Why did the Foundation think expanded learning was an important issue to tackle?

Justina: For many school-age children, summer can be a time of unstructured days, a patchwork of care, isolation, boredom, and hunger. Through the Foundation’s work strengthening the after-school field, we learned that if we hoped to see after-school programs sustain student gains in academics and social-emotional development, it was impossible to ignore the three summer months when students were out of school and experiencing “summer learning loss.”

Although the after-school field had achieved rapid program expansion, many programs were not taking advantage of additional state funds to offer summer programming, and the quality of summer programs that were offered was uneven with no common standard for what made a great experience for kids. We saw that expanded learning—the combined term to signal after-school, summer, and interim session learning—was a compelling opportunity for California. If we strengthened the quality of programs while simultaneously getting more education leaders to champion summer learning, more kids across the state would benefit.

Summer learning was a time-bound strategy. How did that impact how you structured it?

Justina: From the onset of the strategy, we have been building it knowing that we will exit and we’ve been transparent with grantees and partners since day one that the investment would end. Catalyzing impact over a seven-year period meant making deeper investments in field building, individual organization capacity, peer collaboration, and the development of tools and resources. We also supported relationship building and coordination across the state—structures we hope will outlast our investment.

How did some of the key partners you worked with strengthen your strategy?

Justina: We learned a great deal about creating and deploying a strategy that includes building a statewide field and finding the best ways to work with multiple organizations and state and local agencies. Our grantees and our evaluation firm, Informing Change, were architects of the strategy with us and informed the initial design as well as suggested adjustments along the way. The story of our summer learning strategy is available in a recently released report, Seven Years of Summer: The Story of the Packard Foundation’s Catalytic Investment in Summer Learning in California.

How did the landscape of expanded learning change in California thanks to the work of your grantees?

Justina: The report reveals that California now knows what a high-quality summer learning program should look like. Thanks to our grantees in the field and efforts by California Department of Education, there is now also a stronger network of technical assistance providers and better availability of support for programs across the state. Plus, through the Summer Matters Campaign, our grantees have effectively raised awareness of the problem of summer learning loss and solutions to address it.  This is all great news for the future of expanded learning in California.

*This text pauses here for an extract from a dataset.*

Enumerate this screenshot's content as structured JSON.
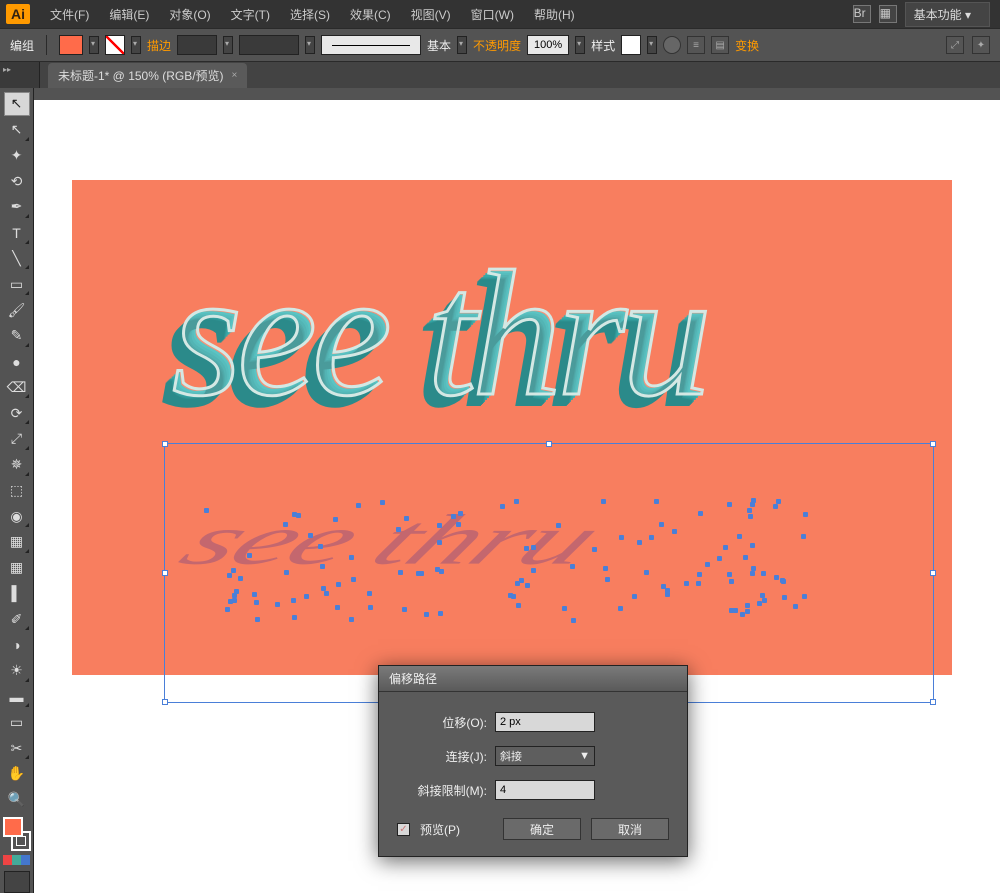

Why is conducting an evaluation like this one by Informing Change important?

Olivia:  One of the most important questions for our Foundation is, “How are we doing?” After all, we are working to steward the legacy of resources left to the Foundation by David and Lucile Packard toward the greatest possible good. We care not only about what grant funds accomplish—in this case, what they can do for after-school and summer learning—but also about how we do that grantmaking, engage with grantees, and improve over time. This evaluation and others like it give us (and our partners) a clear picture of how we are doing, and ways we might consider adjusting to make even more progress.

Who can learn from this final evaluation?

Olivia:  We are excited to be sharing this report because so many different audiences can learn from it. Our grantees and other stakeholders who work with young children and school systems every day can read about the positive value summer and after-school learning adds to a child’s development. That’s especially important to us not only because it expands the base of support for this crucial work, but also because we hope that others can build upon the investments we were able to make.  At another level, there are important lessons in this report for our staff and for other grantmakers—lessons related to systems building, stakeholder engagement, and how it is possible to be a catalyst for change with a time-bound grantmaking strategy.

What’s next?

Olivia: We believe that openly sharing what we’re learning can generate value for our grantees and drive impact in our fields. We seek out opportunities to share what we are learning, to co-create insights with our partners, and to use these insights to inform and galvanize change in our fields. So although we have come to the end of our time-bound investment in expanded learning, we look forward to engaging others—our grantees, additional funders, professionals and leaders working with children, and other stakeholders—around this evaluation to ensure that others can help build upon our grantees’ accomplishments.